Conclusion and discussion
In conclusion, we have developed a comprehensive and easy-to-use neoantigen discovery platform, including the manual collection of the largest experimentally validated neoantigens peptide database to date (including 1463 validated neoantigen instances with 1277 HLA-I and 186 HLA-II restriction, respectively), a list of 20 971 candidate neoantigens from common driver mutations and integration of a series of neoantigen prediction tools (including the novel Immuno-GNN tool developed here). Although our database contains most of the currently known experimentally validated neoantigens, it may not be exhaustive and there may be other potentially immunogenic neoantigens that have not been discovered or validated. Therefore, our database needs to be continuously updated to provide more abundant resources. The Immuno-GNN developed here is a novel immunogenicity prediction tool based on GNN, and further optimization is required to capture complex interactions between HLA and neoantigenic peptides. In addition, immunogenicity prediction results also need further experimental verification. We hope that Neodb will become a valuable resource to facilitate the study of neoantigen immunogenicity and the application of neoantigen-based immunotherapy.
Supplementary material is available at Database online.
T.W. searched the published literature, collected the data, built the Immuno-GNN prediction model, constructed the Neodb database and drafted the manuscript. J.C., K.D., G.W., J.W. and H.Y. participated in the literature review, database construction and critical project discussion. X.-S.L. conceptualized the idea, designed and supervised the study and wrote the manuscript.
Shanghai Science and Technology Commission (21ZR1442400); National Natural Science Foundation of China (31771373); ShanghaiTech University.
Conflict of interest statement

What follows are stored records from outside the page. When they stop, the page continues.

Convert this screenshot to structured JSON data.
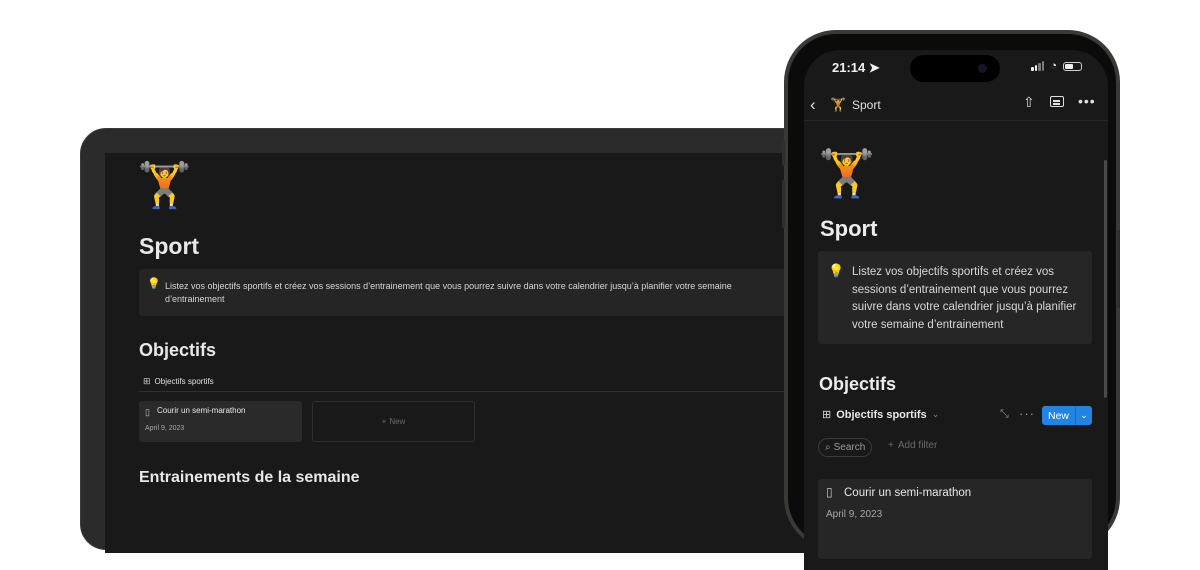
{
  "laptop": {
    "page_emoji": "🏋️",
    "page_title": "Sport",
    "callout_icon": "💡",
    "callout_text": "Listez vos objectifs sportifs et créez vos sessions d’entrainement que vous pourrez suivre dans votre calendrier jusqu’à planifier votre semaine d’entrainement",
    "section_objectifs": "Objectifs",
    "view_tab": "Objectifs sportifs",
    "cards": [
      {
        "title": "Courir un semi-marathon",
        "date": "April 9, 2023"
      }
    ],
    "new_card_label": "New",
    "section_entrainements": "Entrainements de la semaine"
  },
  "phone": {
    "status": {
      "time": "21:14"
    },
    "nav": {
      "back_icon": "chevron-left-icon",
      "page_emoji": "🏋️",
      "title": "Sport"
    },
    "page_emoji": "🏋️",
    "page_title": "Sport",
    "callout_icon": "💡",
    "callout_text": "Listez vos objectifs sportifs et créez vos sessions d’entrainement que vous pourrez suivre dans votre calendrier jusqu’à planifier votre semaine d’entrainement",
    "section_objectifs": "Objectifs",
    "view_label": "Objectifs sportifs",
    "new_button": "New",
    "search_label": "Search",
    "filter_label": "Add filter",
    "cards": [
      {
        "title": "Courir un semi-marathon",
        "date": "April 9, 2023"
      }
    ]
  },
  "colors": {
    "accent": "#2383e2",
    "background": "#191919",
    "callout": "#252525"
  }
}
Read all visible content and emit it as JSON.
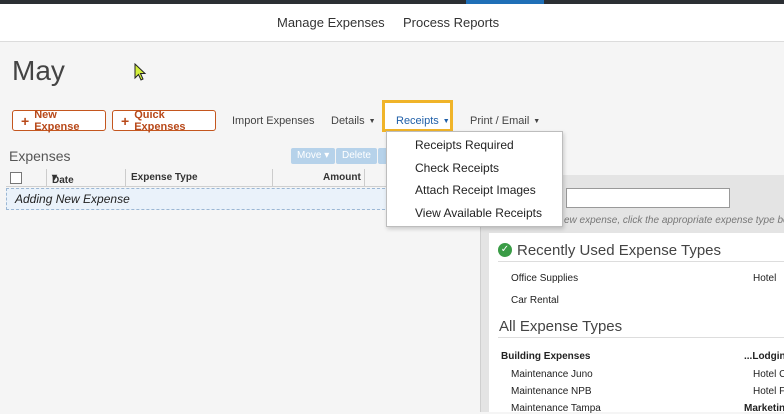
{
  "nav": {
    "manage": "Manage Expenses",
    "process": "Process Reports"
  },
  "page_title": "May",
  "toolbar": {
    "new_expense": "New Expense",
    "quick_expenses": "Quick Expenses",
    "import_expenses": "Import Expenses",
    "details": "Details",
    "receipts": "Receipts",
    "print_email": "Print / Email"
  },
  "receipts_menu": [
    "Receipts Required",
    "Check Receipts",
    "Attach Receipt Images",
    "View Available Receipts"
  ],
  "expenses": {
    "label": "Expenses",
    "move": "Move",
    "delete": "Delete",
    "columns": {
      "date": "Date",
      "type": "Expense Type",
      "amount": "Amount"
    },
    "new_row": "Adding New Expense"
  },
  "side_panel": {
    "hint": "ew expense, click the appropriate expense type belo",
    "recent_title": "Recently Used Expense Types",
    "recent_items": [
      "Office Supplies",
      "Hotel",
      "Car Rental"
    ],
    "all_title": "All Expense Types",
    "cat1": "Building Expenses",
    "cat1_items": [
      "Maintenance Juno",
      "Maintenance NPB",
      "Maintenance Tampa"
    ],
    "cat2": "...Lodgin",
    "cat2_items": [
      "Hotel C",
      "Hotel F"
    ],
    "cat3": "Marketin"
  },
  "colors": {
    "accent": "#c4561e",
    "highlight": "#f0b429",
    "link": "#1f5fa8"
  }
}
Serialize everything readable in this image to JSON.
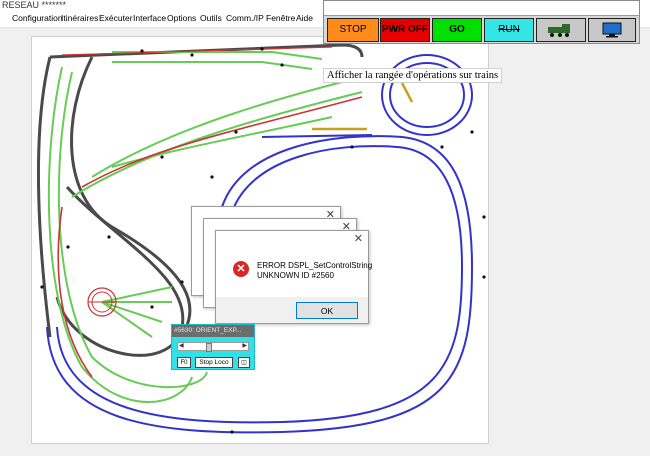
{
  "window": {
    "title": "RESEAU *******"
  },
  "menu": {
    "items": [
      "Configuration",
      "Itinéraires",
      "Exécuter",
      "Interface",
      "Options",
      "Outils",
      "Comm./IP",
      "Fenêtre",
      "Aide"
    ]
  },
  "toolbar": {
    "stop_label": "STOP",
    "pwr_off_label": "PWR OFF",
    "go_label": "GO",
    "run_label": "RUN",
    "colors": {
      "stop": "#ff8c1a",
      "pwr_off": "#e60000",
      "go": "#00e000",
      "run": "#33e6e6",
      "neutral": "#c8c8c8"
    },
    "icons": [
      "locomotive-icon",
      "monitor-icon"
    ]
  },
  "tooltip": {
    "text": "Afficher la rangée d'opérations sur trains"
  },
  "dialog": {
    "line1": "ERROR DSPL_SetControlString",
    "line2": "UNKNOWN ID #2560",
    "ok_label": "OK",
    "close_glyph": "✕"
  },
  "loco_panel": {
    "title": "#5630: ORIENT_EXP...",
    "f0_label": "F0",
    "stop_label": "Stop Loco"
  },
  "track_colors": {
    "main": "#4a4a4a",
    "green": "#66cc55",
    "red": "#cc3333",
    "blue": "#3333cc"
  }
}
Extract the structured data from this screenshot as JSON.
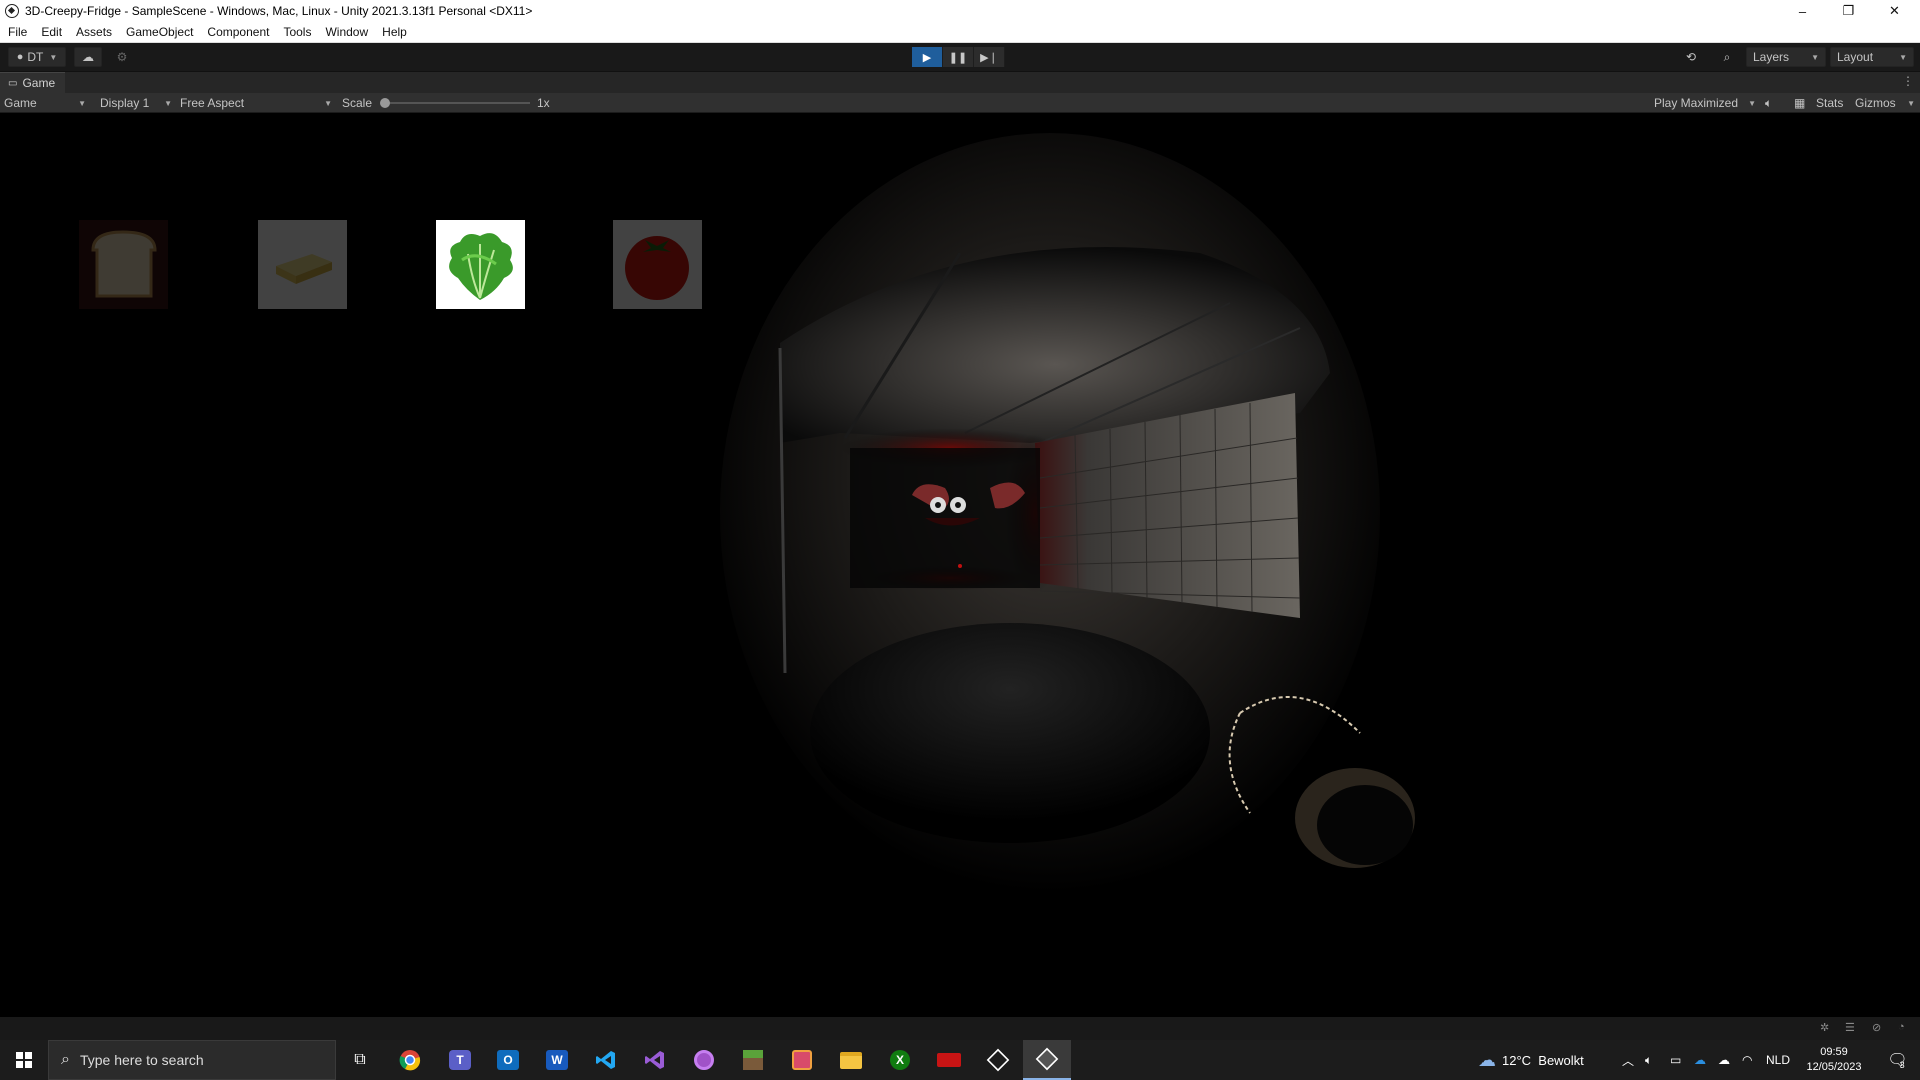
{
  "window": {
    "title": "3D-Creepy-Fridge - SampleScene - Windows, Mac, Linux - Unity 2021.3.13f1 Personal <DX11>",
    "controls": [
      "–",
      "❐",
      "✕"
    ]
  },
  "menu": [
    "File",
    "Edit",
    "Assets",
    "GameObject",
    "Component",
    "Tools",
    "Window",
    "Help"
  ],
  "toolbar": {
    "account_label": "DT",
    "layers_label": "Layers",
    "layout_label": "Layout",
    "play_state": "playing"
  },
  "game_tab": {
    "label": "Game",
    "mode_label": "Game",
    "display_label": "Display 1",
    "aspect_label": "Free Aspect",
    "scale_label": "Scale",
    "scale_value": "1x",
    "play_mode_label": "Play Maximized",
    "stats_label": "Stats",
    "gizmos_label": "Gizmos"
  },
  "inventory": {
    "slots": [
      {
        "item": "bread-icon",
        "active": false
      },
      {
        "item": "butter-icon",
        "active": false
      },
      {
        "item": "lettuce-icon",
        "active": true
      },
      {
        "item": "tomato-icon",
        "active": false
      }
    ]
  },
  "taskbar": {
    "search_placeholder": "Type here to search",
    "apps": [
      "task-view-icon",
      "chrome-icon",
      "teams-icon",
      "outlook-icon",
      "word-icon",
      "vscode-icon",
      "visual-studio-icon",
      "github-desktop-icon",
      "minecraft-icon",
      "app-icon",
      "file-explorer-icon",
      "xbox-icon",
      "red-app-icon",
      "unity-hub-icon",
      "unity-editor-icon"
    ],
    "weather": "12°C  Bewolkt",
    "language": "NLD",
    "time": "09:59",
    "date": "12/05/2023",
    "notification_count": "3"
  },
  "colors": {
    "play_active": "#1f5e9c",
    "taskbar_bg": "#1c1c1c",
    "editor_bg": "#191919"
  }
}
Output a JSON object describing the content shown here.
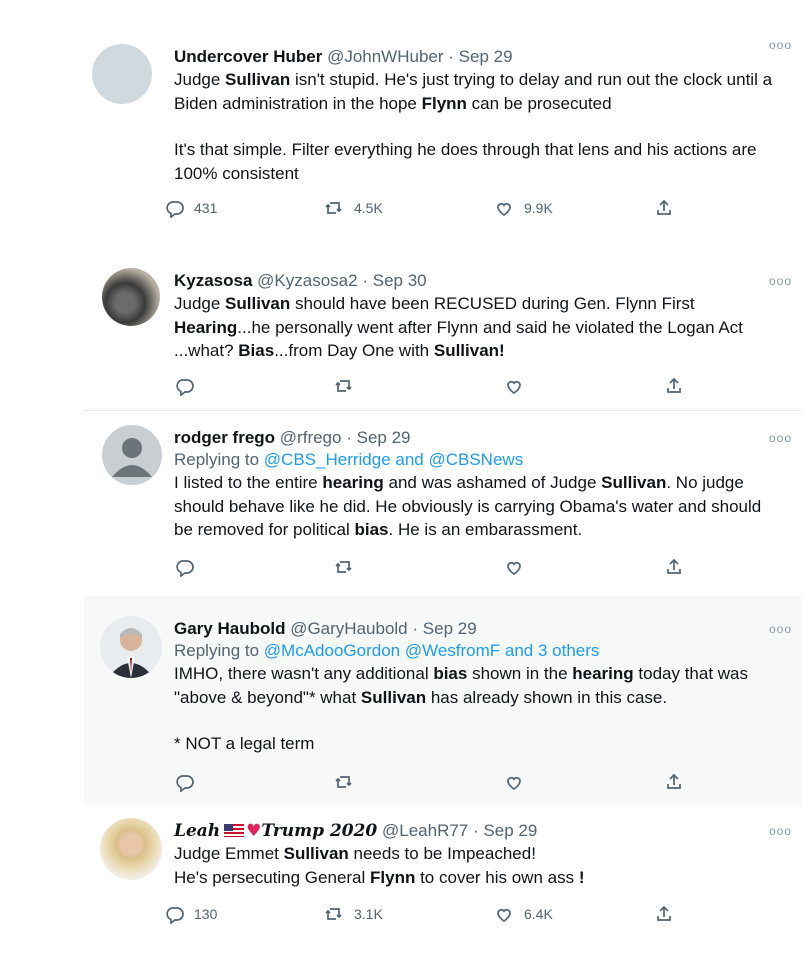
{
  "tweets": [
    {
      "name": "Undercover Huber",
      "handle": "@JohnWHuber",
      "date": "Sep 29",
      "paragraphs": [
        [
          [
            "Judge ",
            false
          ],
          [
            "Sullivan",
            true
          ],
          [
            " isn't stupid. He's just trying to delay and run out the clock until a Biden administration in the hope ",
            false
          ],
          [
            "Flynn",
            true
          ],
          [
            " can be prosecuted",
            false
          ]
        ],
        [
          [
            "It's that simple. Filter everything he does through that lens and his actions are 100% consistent",
            false
          ]
        ]
      ],
      "replies": "431",
      "retweets": "4.5K",
      "likes": "9.9K"
    },
    {
      "name": "Kyzasosa",
      "handle": "@Kyzasosa2",
      "date": "Sep 30",
      "paragraphs": [
        [
          [
            "Judge ",
            false
          ],
          [
            "Sullivan",
            true
          ],
          [
            " should have been RECUSED during Gen. Flynn First ",
            false
          ],
          [
            "Hearing",
            true
          ],
          [
            "...he personally went after Flynn and said he violated the Logan Act ...what?  ",
            false
          ],
          [
            "Bias",
            true
          ],
          [
            "...from Day One with ",
            false
          ],
          [
            "Sullivan!",
            true
          ]
        ]
      ],
      "replies": "",
      "retweets": "",
      "likes": ""
    },
    {
      "name": "rodger frego",
      "handle": "@rfrego",
      "date": "Sep 29",
      "replying_prefix": "Replying to",
      "replying_to": "@CBS_Herridge and @CBSNews",
      "paragraphs": [
        [
          [
            "I listed to the entire ",
            false
          ],
          [
            "hearing",
            true
          ],
          [
            " and was ashamed of Judge ",
            false
          ],
          [
            "Sullivan",
            true
          ],
          [
            ". No judge should behave like he did. He obviously is carrying Obama's water and should be removed for political ",
            false
          ],
          [
            "bias",
            true
          ],
          [
            ". He is an embarassment.",
            false
          ]
        ]
      ],
      "replies": "",
      "retweets": "",
      "likes": ""
    },
    {
      "name": "Gary Haubold",
      "handle": "@GaryHaubold",
      "date": "Sep 29",
      "replying_prefix": "Replying to",
      "replying_to": "@McAdooGordon @WesfromF and 3 others",
      "paragraphs": [
        [
          [
            "IMHO, there wasn't any additional ",
            false
          ],
          [
            "bias",
            true
          ],
          [
            " shown in the ",
            false
          ],
          [
            "hearing",
            true
          ],
          [
            " today that was \"above & beyond\"* what ",
            false
          ],
          [
            "Sullivan",
            true
          ],
          [
            " has already shown in this case.",
            false
          ]
        ],
        [
          [
            "* NOT a legal term",
            false
          ]
        ]
      ],
      "replies": "",
      "retweets": "",
      "likes": ""
    },
    {
      "name_part1": "Leah",
      "name_part2": "Trump",
      "name_part3": "2020",
      "heart_glyph": "♥",
      "handle": "@LeahR77",
      "date": "Sep 29",
      "paragraphs": [
        [
          [
            "Judge Emmet ",
            false
          ],
          [
            "Sullivan",
            true
          ],
          [
            " needs to be Impeached!",
            false
          ]
        ],
        [
          [
            "He's persecuting General ",
            false
          ],
          [
            "Flynn",
            true
          ],
          [
            " to cover his own ass ",
            false
          ],
          [
            "!",
            true
          ]
        ]
      ],
      "replies": "130",
      "retweets": "3.1K",
      "likes": "6.4K"
    }
  ],
  "ui": {
    "dot_separator": "·",
    "more_glyph": "ooo"
  },
  "icons": [
    "reply-icon",
    "retweet-icon",
    "like-icon",
    "share-icon",
    "more-icon"
  ]
}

We thank ShanghaiTech University High Performance Computing Public Service Platform for computing services. We thank multi-omics facility and molecular cellular facility of ShanghaiTech University for their technical help.